AIM OF THE EXERCISE:
The response must contain every line from the records below that has "Click".
(Beginning of RECORDED DATA)
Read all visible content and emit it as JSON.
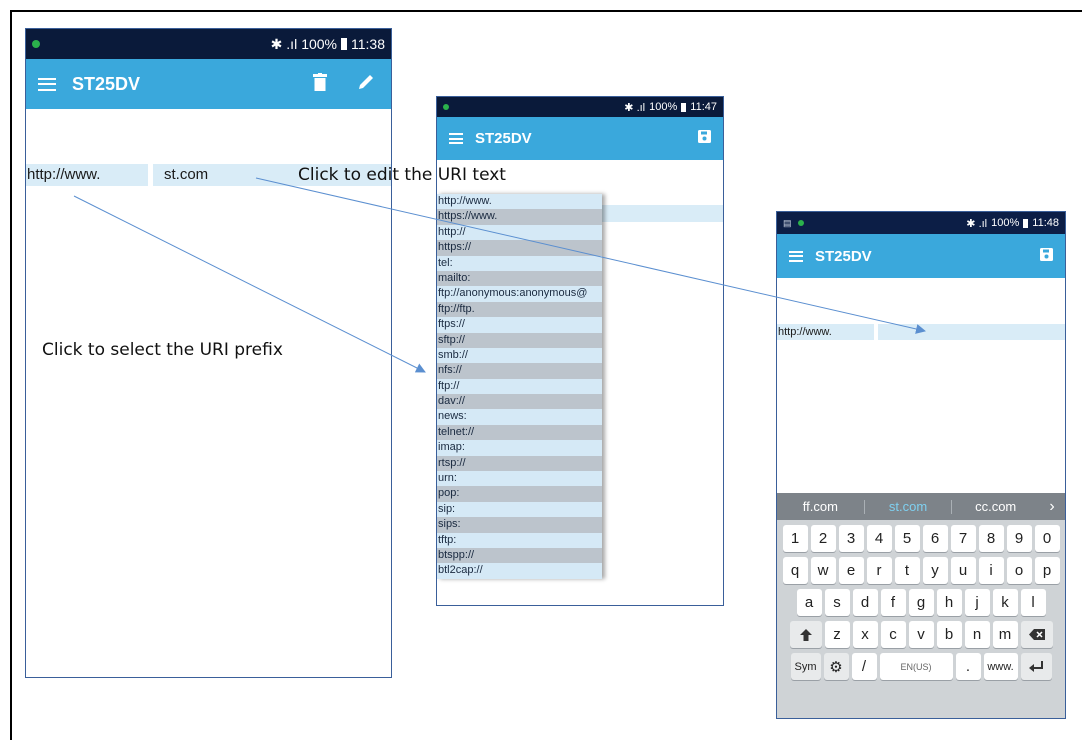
{
  "phone1": {
    "status": {
      "signal": "✱ .ıl",
      "battery": "100%",
      "time": "11:38"
    },
    "appbar": {
      "title": "ST25DV"
    },
    "prefix": "http://www.",
    "uri": "st.com"
  },
  "phone2": {
    "status": {
      "signal": "✱ .ıl",
      "battery": "100%",
      "time": "11:47"
    },
    "appbar": {
      "title": "ST25DV"
    },
    "prefixes": [
      "http://www.",
      "https://www.",
      "http://",
      "https://",
      "tel:",
      "mailto:",
      "ftp://anonymous:anonymous@",
      "ftp://ftp.",
      "ftps://",
      "sftp://",
      "smb://",
      "nfs://",
      "ftp://",
      "dav://",
      "news:",
      "telnet://",
      "imap:",
      "rtsp://",
      "urn:",
      "pop:",
      "sip:",
      "sips:",
      "tftp:",
      "btspp://",
      "btl2cap://"
    ]
  },
  "phone3": {
    "status": {
      "signal": "✱ .ıl",
      "battery": "100%",
      "time": "11:48"
    },
    "appbar": {
      "title": "ST25DV"
    },
    "prefix": "http://www.",
    "keyboard": {
      "suggestions": [
        "ff.com",
        "st.com",
        "cc.com"
      ],
      "more": "›",
      "row1": [
        "1",
        "2",
        "3",
        "4",
        "5",
        "6",
        "7",
        "8",
        "9",
        "0"
      ],
      "row2": [
        "q",
        "w",
        "e",
        "r",
        "t",
        "y",
        "u",
        "i",
        "o",
        "p"
      ],
      "row3": [
        "a",
        "s",
        "d",
        "f",
        "g",
        "h",
        "j",
        "k",
        "l"
      ],
      "row4": [
        "z",
        "x",
        "c",
        "v",
        "b",
        "n",
        "m"
      ],
      "sym": "Sym",
      "slash": "/",
      "space": "EN(US)",
      "dot": ".",
      "www": "www."
    }
  },
  "notes": {
    "edit": "Click to edit the URI text",
    "select": "Click to select the URI prefix"
  }
}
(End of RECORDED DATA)
EXERCISE SOLUTION:
    "edit": "Click to edit the URI text",
    "select": "Click to select the URI prefix"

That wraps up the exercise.